Art Gallery 2005: Infinite Time and Spaceless Places
“Much of the art here re-contextualizes our preconceived ways of viewing time and especially space by altering the audiences perceptions of their own environment” - Linda Lauro-Lazin
By Caitlin Winner
Entering the art gallery you are greeted on the left by a strange human form with Gumby arms that is systematically chomping into ham hocks that slide by on a conveyor belt. After the 3D rendered figure takes one huge bite with two giant buck-teeth it tosses the meat into a pile in the back of a dirty room, does a little dance, and then flosses it’s teeth before taking another chunk of meat off the conveyor belt. For seven hours, bite after bite, the pile of meat and bones continues to grow. In this piece, Oral Fixations, Jessica Hodgins and her team take a darkly humors look at the habit of endless consumption and the resulting accumulation of waste.

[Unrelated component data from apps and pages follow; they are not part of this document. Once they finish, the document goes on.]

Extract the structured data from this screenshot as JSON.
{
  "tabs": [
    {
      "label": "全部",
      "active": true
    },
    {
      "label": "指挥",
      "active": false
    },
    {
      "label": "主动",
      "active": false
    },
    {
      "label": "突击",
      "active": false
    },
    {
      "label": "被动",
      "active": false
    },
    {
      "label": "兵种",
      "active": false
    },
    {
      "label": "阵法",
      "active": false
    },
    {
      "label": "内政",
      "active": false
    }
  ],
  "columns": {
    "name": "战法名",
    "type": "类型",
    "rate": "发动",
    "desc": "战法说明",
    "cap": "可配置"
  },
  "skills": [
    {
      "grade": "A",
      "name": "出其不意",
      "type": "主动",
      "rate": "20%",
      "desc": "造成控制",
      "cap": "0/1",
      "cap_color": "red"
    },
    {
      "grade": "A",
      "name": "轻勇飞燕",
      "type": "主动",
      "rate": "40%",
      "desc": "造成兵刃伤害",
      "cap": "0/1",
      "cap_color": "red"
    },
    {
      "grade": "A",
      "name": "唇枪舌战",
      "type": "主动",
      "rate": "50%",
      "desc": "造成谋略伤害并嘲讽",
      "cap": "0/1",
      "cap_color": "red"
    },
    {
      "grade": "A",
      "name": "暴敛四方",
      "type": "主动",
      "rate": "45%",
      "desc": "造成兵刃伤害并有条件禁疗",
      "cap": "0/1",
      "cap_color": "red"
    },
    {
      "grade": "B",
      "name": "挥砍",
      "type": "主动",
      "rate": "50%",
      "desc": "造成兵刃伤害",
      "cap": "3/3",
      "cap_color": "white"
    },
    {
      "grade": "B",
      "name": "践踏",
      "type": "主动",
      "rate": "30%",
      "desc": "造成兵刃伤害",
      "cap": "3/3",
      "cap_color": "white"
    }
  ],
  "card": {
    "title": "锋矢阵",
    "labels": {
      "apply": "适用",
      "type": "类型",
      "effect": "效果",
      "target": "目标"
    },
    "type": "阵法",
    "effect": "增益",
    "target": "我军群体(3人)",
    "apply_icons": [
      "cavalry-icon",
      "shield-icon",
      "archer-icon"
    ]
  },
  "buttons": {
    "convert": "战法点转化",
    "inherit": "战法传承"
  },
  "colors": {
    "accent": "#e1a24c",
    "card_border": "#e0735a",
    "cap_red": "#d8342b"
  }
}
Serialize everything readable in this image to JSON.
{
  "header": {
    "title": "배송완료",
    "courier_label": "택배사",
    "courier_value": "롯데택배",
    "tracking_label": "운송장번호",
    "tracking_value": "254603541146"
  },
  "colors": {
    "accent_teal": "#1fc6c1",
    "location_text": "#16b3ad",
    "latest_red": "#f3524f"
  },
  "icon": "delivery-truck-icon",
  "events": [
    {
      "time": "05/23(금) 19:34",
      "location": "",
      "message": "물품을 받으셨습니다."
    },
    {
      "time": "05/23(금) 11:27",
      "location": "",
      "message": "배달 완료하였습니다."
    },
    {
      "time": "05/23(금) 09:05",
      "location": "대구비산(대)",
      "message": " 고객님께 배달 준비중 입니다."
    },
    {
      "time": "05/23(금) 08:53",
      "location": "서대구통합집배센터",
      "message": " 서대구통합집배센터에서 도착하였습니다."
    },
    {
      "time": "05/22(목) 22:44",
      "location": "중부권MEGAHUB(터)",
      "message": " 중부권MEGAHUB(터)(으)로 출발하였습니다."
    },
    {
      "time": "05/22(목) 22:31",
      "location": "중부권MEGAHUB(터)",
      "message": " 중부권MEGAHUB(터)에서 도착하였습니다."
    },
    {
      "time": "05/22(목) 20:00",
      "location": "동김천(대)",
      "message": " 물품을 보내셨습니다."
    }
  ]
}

Around the corner, Jon Meyer’s quietly beautiful screen based work features a series of rotating rooms. He explained that the software used to manipulate the images (into perspective) is his own, and that the sharpness and fine quality of the images is a result of the 30 inch 4 mega pixel screen and a lack of interlacing in the images. Under the screen a rotation control lets the viewer interact with the virtual "camera" and speeds up or slows down the pace of rotation. The artist remarked that he is interested in capturing a non-singular point of view in the cubist ideal of painting what you know and not what you see. Meyer noted that his most recent work is moving away from paper and will be entirely screen based. This is a sentiment I heard repeated around Gallery by more than one artist.
Ornamental Bug Garden 001 is another impressive screen based work. It is a hanging digital self-contained systems built by boredomresearch in 2004. The garden acts as a closed ecosystem where all the elements interact with each other and the environment according to specific rules. Bordemresearch wrote about this project: "The sensation or illusion of life is our key interest rather than a desire to create life itself. We are fascinated by the complex behavior exhibited by simple rules." The line between nature and technology is blurred, as the elements of the garden are both mechanical and organic.

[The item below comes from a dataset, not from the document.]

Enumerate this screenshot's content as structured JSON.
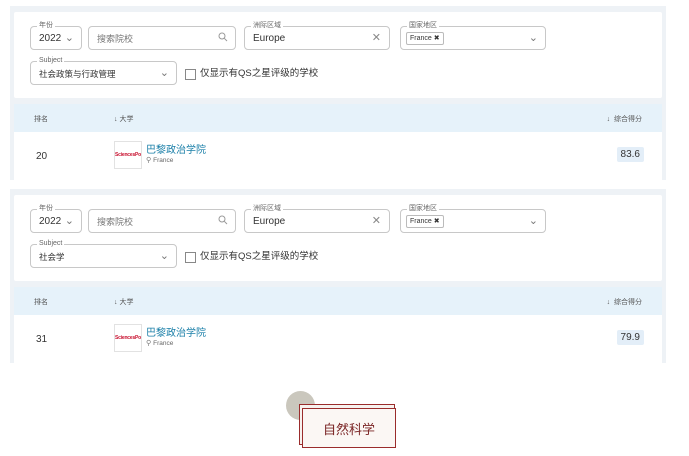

Invited artist Camille Utterback contributes a large interactive space to the gallery. The works require the viewers to participate with their full body as their motion is tracked from above by custom coded video software. The path of any individual is represented in painterly way on a projected screen at the front of the installation. In this way, fleeting moments of human presence are captured and lost again as others pass though the space. Camille Utterback’s piece may be best described as an aesthetic system that responds fluidly and intriguingly to physical movement in the exhibit space.
A more tactile interactive work is located in a dark booth in the second room of the art gallery where spotlights shine up from the floor and illuminate floating skirts. Exhale: (breath between bodies) is a wearable computing art project. The skirts on display may be put on by participants who become part of the “aware-able” body network, a constructed community producing collective breaths.

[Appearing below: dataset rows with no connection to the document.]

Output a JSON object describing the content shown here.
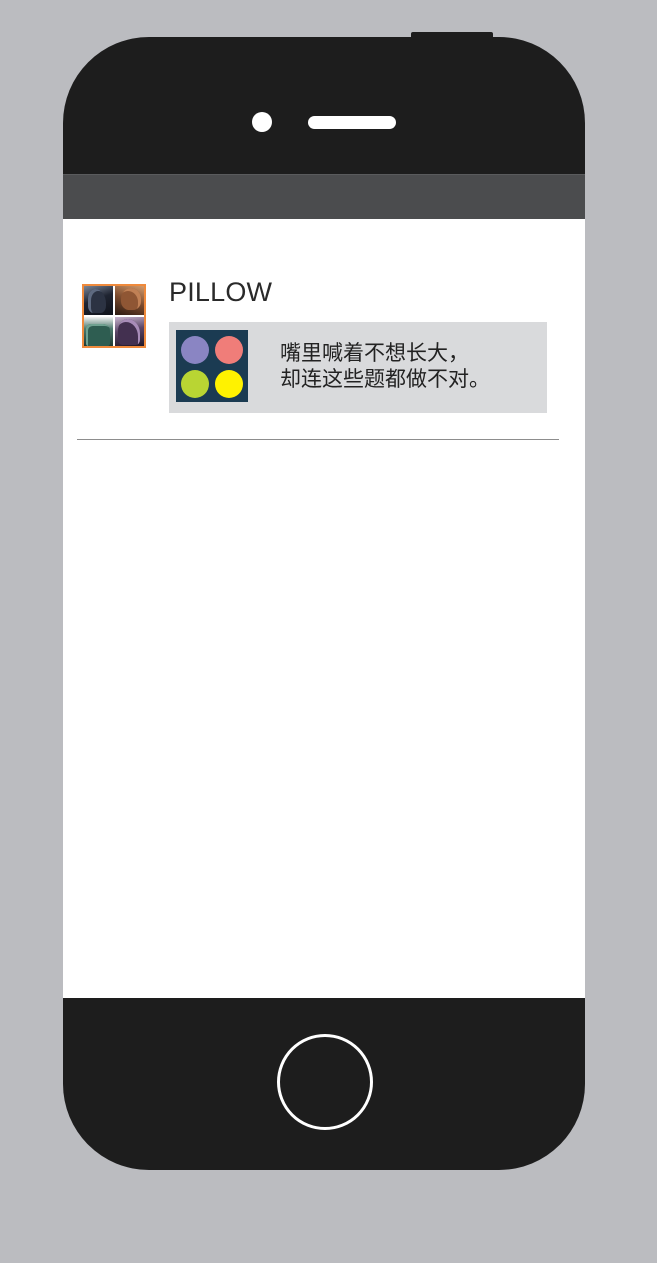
{
  "post": {
    "username": "PILLOW",
    "share_text_line1": "嘴里喊着不想长大，",
    "share_text_line2": "却连这些题都做不对。"
  },
  "colors": {
    "background": "#bbbcc0",
    "phone_body": "#1d1d1d",
    "status_bar": "#4b4c4e",
    "avatar_border": "#ef8a3c",
    "share_card": "#d9dadc",
    "thumb_background": "#1b3b52",
    "dot_purple": "#8a85c3",
    "dot_red": "#f07d79",
    "dot_green": "#b9d533",
    "dot_yellow": "#fff200"
  },
  "icons": {
    "camera": "camera-icon",
    "speaker": "speaker-icon",
    "home": "home-button-icon",
    "avatar": "avatar-image",
    "share_thumb": "four-dots-icon"
  }
}
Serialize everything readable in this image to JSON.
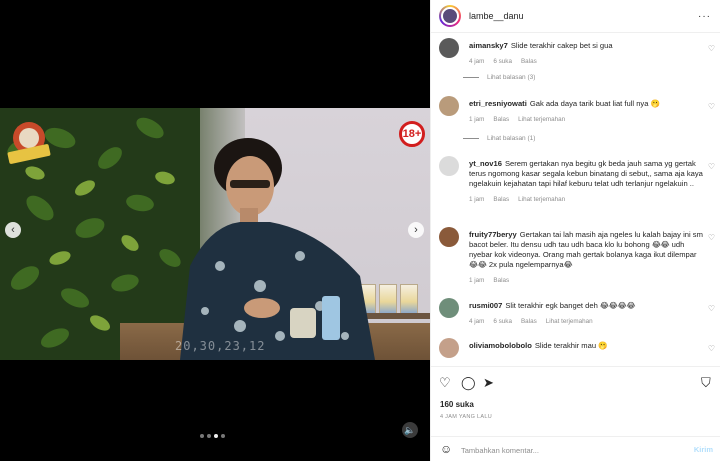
{
  "post": {
    "username": "lambe__danu",
    "likes": "160 suka",
    "time_ago": "4 JAM YANG LALU",
    "comment_placeholder": "Tambahkan komentar...",
    "post_label": "Kirim",
    "more_label": "···"
  },
  "media": {
    "timestamp_overlay": "20,30,23,12",
    "badge": "18+",
    "carousel_dots": 4,
    "active_dot": 2
  },
  "comments": [
    {
      "username": "aimansky7",
      "text": "Slide terakhir cakep bet si gua",
      "time": "4 jam",
      "likes": "6 suka",
      "reply": "Balas",
      "translate": "",
      "replies": "Lihat balasan (3)",
      "avatar_color": "#5a5a5a"
    },
    {
      "username": "etri_resniyowati",
      "text": "Gak ada daya tarik buat liat full nya 🫢",
      "time": "1 jam",
      "likes": "",
      "reply": "Balas",
      "translate": "Lihat terjemahan",
      "replies": "Lihat balasan (1)",
      "avatar_color": "#b99b7b"
    },
    {
      "username": "yt_nov16",
      "text": "Serem gertakan nya begitu gk beda jauh sama yg gertak terus ngomong kasar segala kebun binatang di sebut,, sama aja kaya ngelakuin kejahatan tapi hilaf keburu telat udh terlanjur ngelakuin ..",
      "time": "1 jam",
      "likes": "",
      "reply": "Balas",
      "translate": "Lihat terjemahan",
      "replies": "",
      "avatar_color": "#dbdbdb"
    },
    {
      "username": "fruity77beryy",
      "text": "Gertakan tai lah masih aja ngeles lu kalah bajay ini sm bacot beler. Itu densu udh tau udh baca klo lu bohong 😂😂 udh nyebar kok videonya. Orang mah gertak bolanya kaga ikut dilempar 😂😂 2x pula ngelemparnya😂",
      "time": "1 jam",
      "likes": "",
      "reply": "Balas",
      "translate": "",
      "replies": "",
      "avatar_color": "#8a5a3a"
    },
    {
      "username": "rusmi007",
      "text": "Slit terakhir egk banget deh 😂😂😂😂",
      "time": "4 jam",
      "likes": "6 suka",
      "reply": "Balas",
      "translate": "Lihat terjemahan",
      "replies": "",
      "avatar_color": "#6f8e7a"
    },
    {
      "username": "oliviamobolobolo",
      "text": "Slide terakhir mau 🫢",
      "time": "",
      "likes": "",
      "reply": "",
      "translate": "",
      "replies": "",
      "avatar_color": "#c4a08a"
    }
  ],
  "colors": {
    "accent_link": "#b2dffc",
    "text": "#262626",
    "muted": "#8e8e8e"
  }
}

In another dimly lit passageway tiny red lights fade against a black background of Campbell’s Ambiguous Icon series. Four grids of LED’s, two portraits and two moving figures hang, like paintings on the wall. These works are computer art without gradient images and a high-resolution monitor, yet there is a sense of abstract beauty in the forms. One of the LED panels has an angled sheet of diffusing plexiglass in front. As the pedestrians move from left to right the figures gradually change from a grouping of red dots to a continuous form, or metaphorically from a digital representation to an analog one.
This year’s digital art maps and traces threads though time and space. From the Exhale project, which makes a literal use of thread, to the Utterback’s piece which interprets the body’s transient passage through time, to Meyer’s timelessly looping rooms and Campbell’s endlessly walking pedestrians, all of the work presented challenges the viewer’s perception of time and place.
Art Gallery Gallery Chair Linda Lauro-Lazin offers her view on this years gallery: "Much of the art here re-contextualizes our preconceived ways of viewing time and especially space by altering the audiences perceptions of their own environment."